President Donald Trump took credit on Thursday for a bipartisan bill that will permanently provide more than $250 million a year to the country’s historically Black colleges and universities and other institutions that serve large proportions of students of color.
The legislation includes $850 million over the next 10 years specifically for HBCUs.
Funding lapsed on Sept. 30 after Congress failed to renew it. The bill restores $255 million in annual funding that some schools had started preparing to do without, KUTV reported. This included deep cuts and anticipated staff layoffs.
Signing the bill, Trump said HBCUs have “never had better champions in the White House.”
Almost every year until now, HBCU funding has been used as a bargaining chip, John Burnett wrote for Black Enterprise. It has been punted by each chamber of Congress until a deal is reached.
Earlier in December, the Senate passed a historic bill by unanimous consent to permanently fund HBCUs. The House passed a similar bill in November. “Funding for HBCUs shall never be in question again,” wrote Burnett, a resident of Harlem and a strategic advisor to the New York Republican State Committee.
The bipartisan bill is known as the FUTURE Act (Fostering Undergraduate Talent by Unlocking Resources for Education) and will provide HBCUs and other institutions with a minimum of $255 million annually — $85 million of it earmarked for HBCUs. That sounds like a lot, but there are 101 HBCUs with more than 298,000 students enrolled at the start of the 2017-2018 academic year, according to HBCU Digest.
The bipartisan compromise added an amendment that will simplify the Free Application for Federal Student Aid, or FAFSA — the form that college students fill out to determine if they’re eligible for financial aid.
The legislation will allow the Education Department to gather certain information directly from the IRS, eliminating up to 22 of the 108 questions on the form, AP reported.

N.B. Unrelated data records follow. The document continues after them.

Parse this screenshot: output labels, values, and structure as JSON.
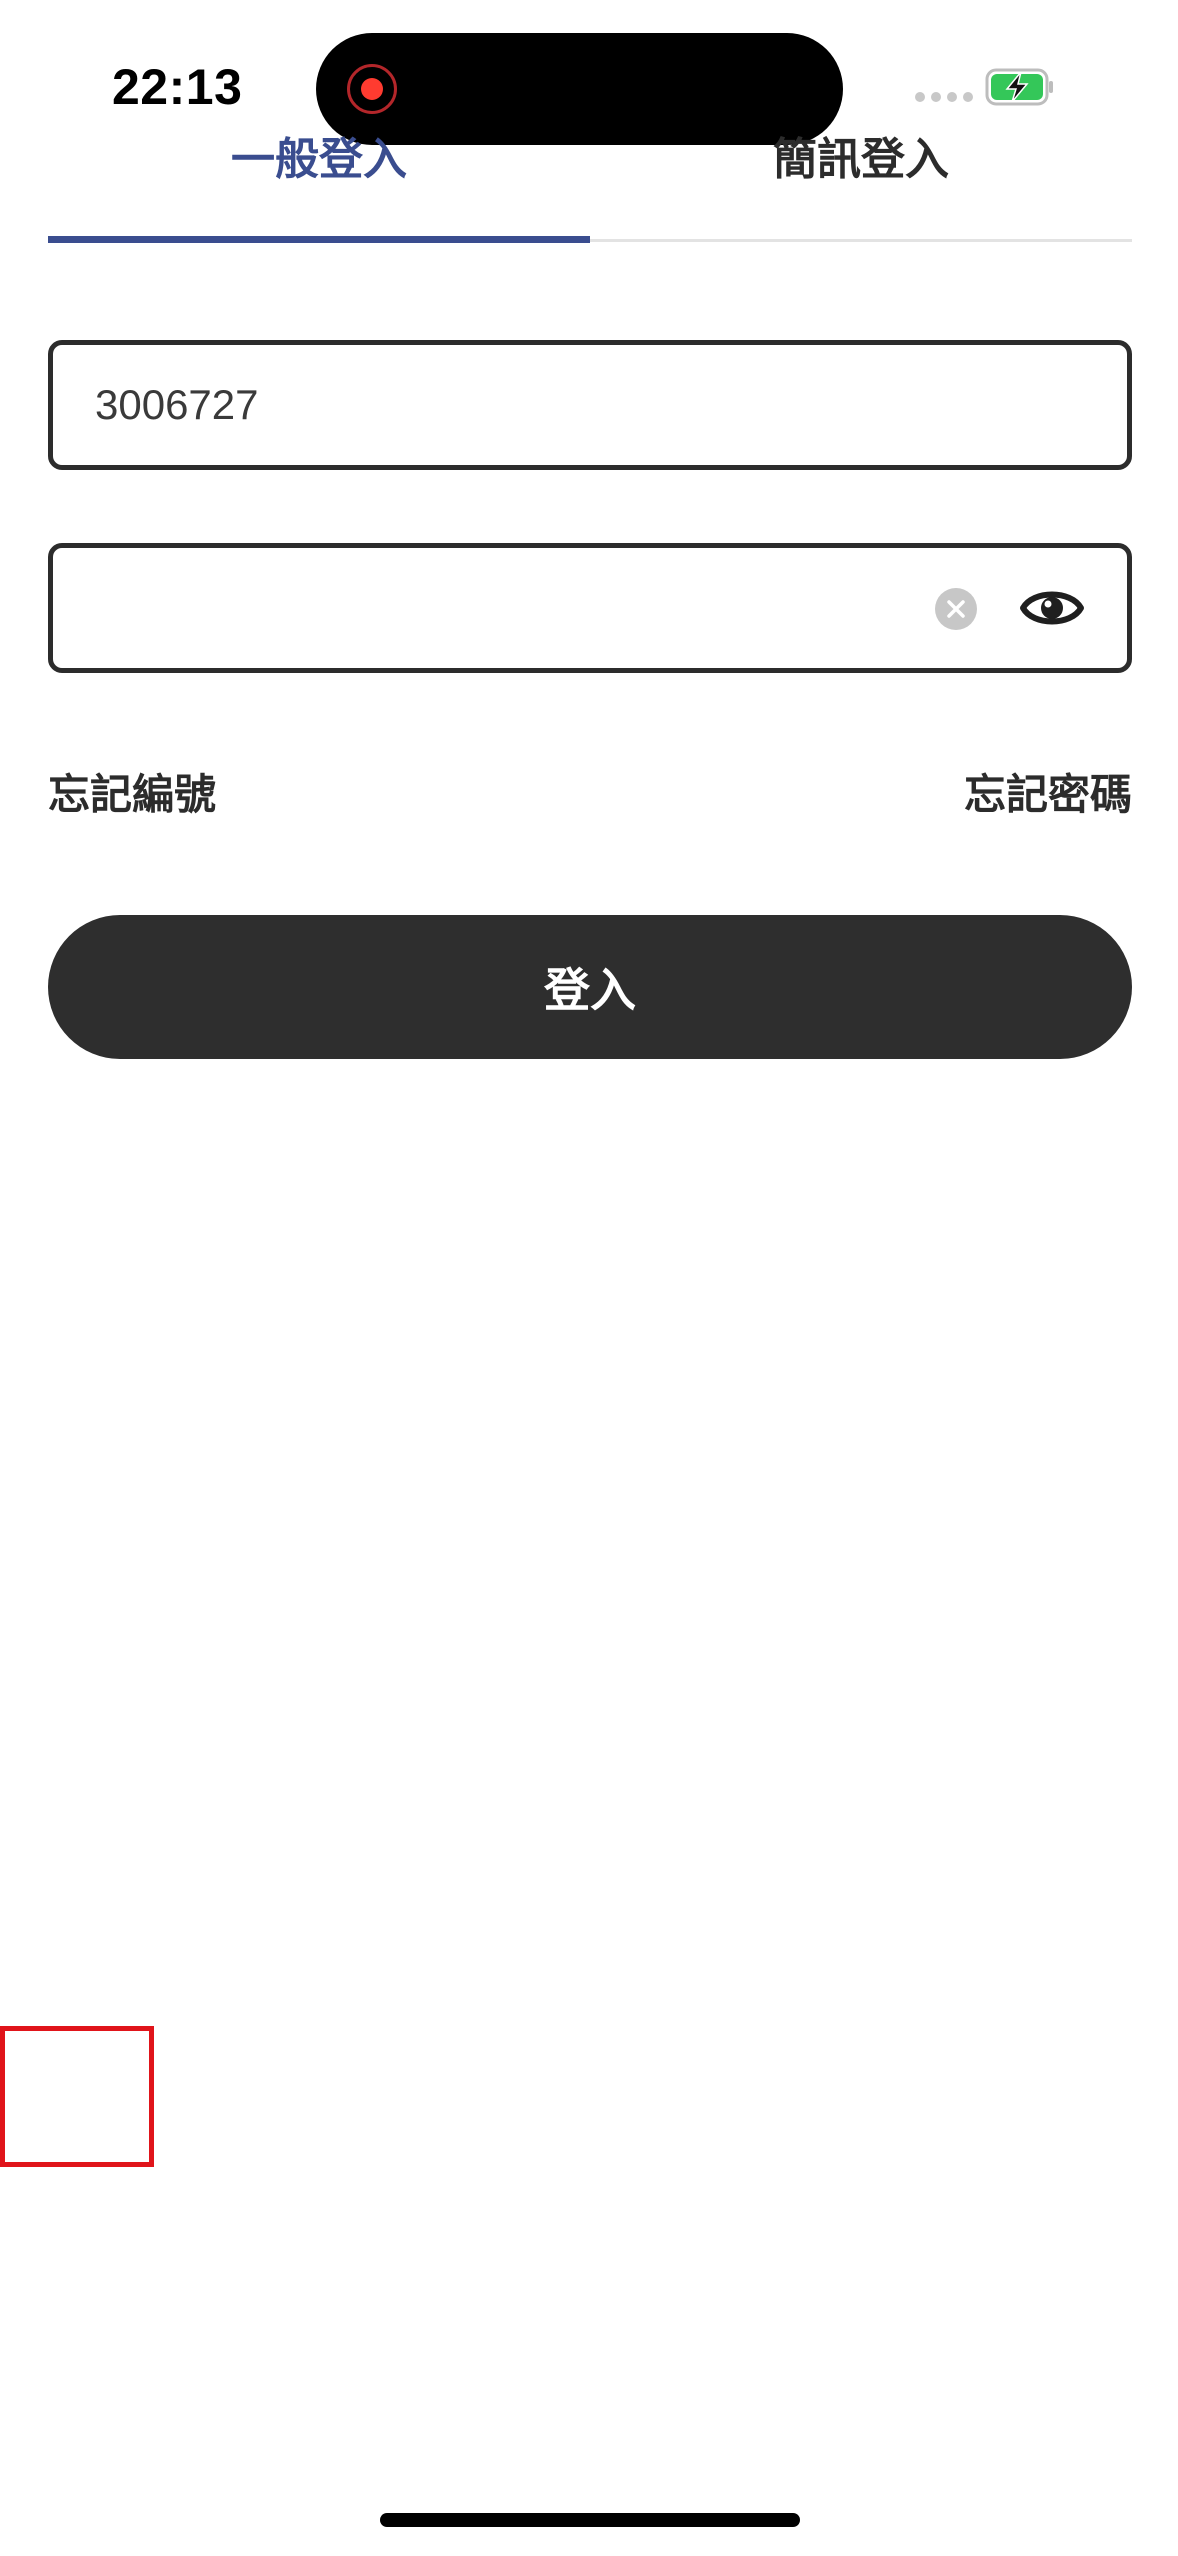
{
  "status_bar": {
    "time": "22:13",
    "recording": true,
    "battery_charging": true,
    "battery_color": "#34c759"
  },
  "tabs": [
    {
      "label": "一般登入",
      "active": true
    },
    {
      "label": "簡訊登入",
      "active": false
    }
  ],
  "form": {
    "account_value": "3006727",
    "password_value": "",
    "clear_icon": "clear-icon",
    "show_password_icon": "eye-icon"
  },
  "links": {
    "forgot_id": "忘記編號",
    "forgot_password": "忘記密碼"
  },
  "login_button": {
    "label": "登入"
  },
  "colors": {
    "accent": "#3a4d8f",
    "button": "#2e2e2e",
    "text": "#2c2c2c",
    "overlay_box": "#e0141a"
  }
}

It’s also meant to simplify verification for some families to make sure they provide the same information to the IRS and to the Education Department — “a bureaucratic nightmare that 5.5 million students go through annually,” said Sen. Lamar Alexander, R-Tenn.
The legislation is a “Christmas present for college students and their families,” the Republican senator said.
“Today we are sending an important message of support for our HBCUs and showing in no uncertain terms that we believe they are vital to our system of higher education,” said Sen. Doug Jones, D-Ala., in a press release after the legislation passed on Dec. 10.
The FUTURE Act guarantees more than $2.5 billion for institutions serving Black students and students of color for the next 10 years including $850 million specifically for HBCUs, Trump said in a statement announcing the signing.
“A few months ago, funding for HBCUs was in jeopardy. But the White House came together and reached a historic agreement,” Trump said.
Written by Dana Sanchez